Cannabis abuse 'may be a factor behind high crime rate'
By CELESTE NIXON
Tribune Staff Reporter
CANNABIS abuse could be one of the factors behind the high rate of crime in The Bahamas, according to a local psychiatrist.
Dr Kirk Christie, of the Sandilands Rehabilitation Centre, said taking into account the disinhibiting effects of cannabis and the fact that its use is widespread, the drug could be fuelling deviant behaviour.
In a meeting with Social Service Hotline councillors yesterday, Dr Christie stressed the dangers of substance abuse, and in particular cannabis abuse.
He said the fact that cannabis is culturally and socially accepted, cheap and readily available in The Bahamas, encourages the false perception it is not a dangerous drug.

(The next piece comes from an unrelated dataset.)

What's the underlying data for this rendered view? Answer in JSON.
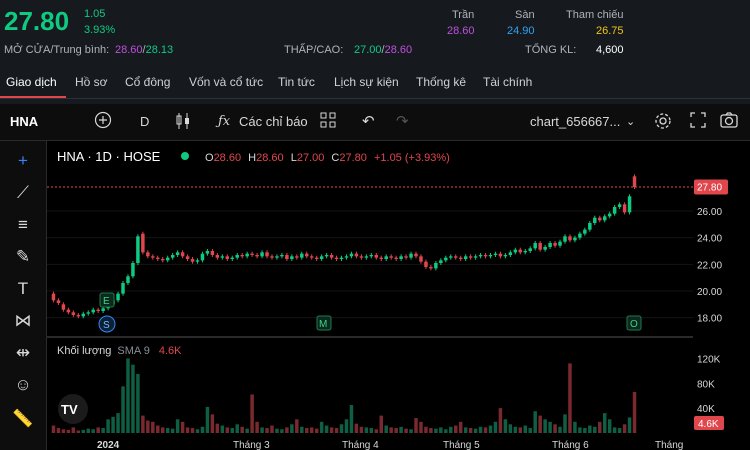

However, Dr Christie said despite the "general overvalued idea that there are no effects of cannabis use," like any other form of substance abuse, it is "a health nightmare."
He said studies have shown that abuse of the drug can have very serious consequences.
Physiological effects of cannabis use include: hypertension (high blood pressure), shortness of breath, decreased co-ordination and reaction times, ataxia, impaired memory and perception, sensory distortion such as hallucinations, paranoid disorders, mood alteration, and depersonalisation.
In men, it can also cause a decrease in libido (sex drive), lower testosterone and sperm counts, and shrinking of the scrotum.
One study, performed in the Sandilands Rehabilitation Centre among 120 patients in the substance abuse treatment programme, found the median age for the onset of cannabis disorders was 21, and usually ranged between 17 and 26.
Dr Christie added that a new study completed in Europe found marijuana use makes a person seven times more likely to lose touch with reality.
The treatment programme for substance abuse normally lasts about two years and includes detoxification, rehabilitation, relapse prevention and maintenance.
Dr Christie stressed the importance of education and relaying of correct information.
"The aim of education is to provide students, teachers and families with accurate information about drug abuse and addiction and the association with high-risk sexual behaviour," said Dr Christie.
"Those under the influence take more irresponsible risks."
While not everyone who uses drugs becomes addicted, for many what starts as casual use leads to drug addiction, he added.
January 29, 2011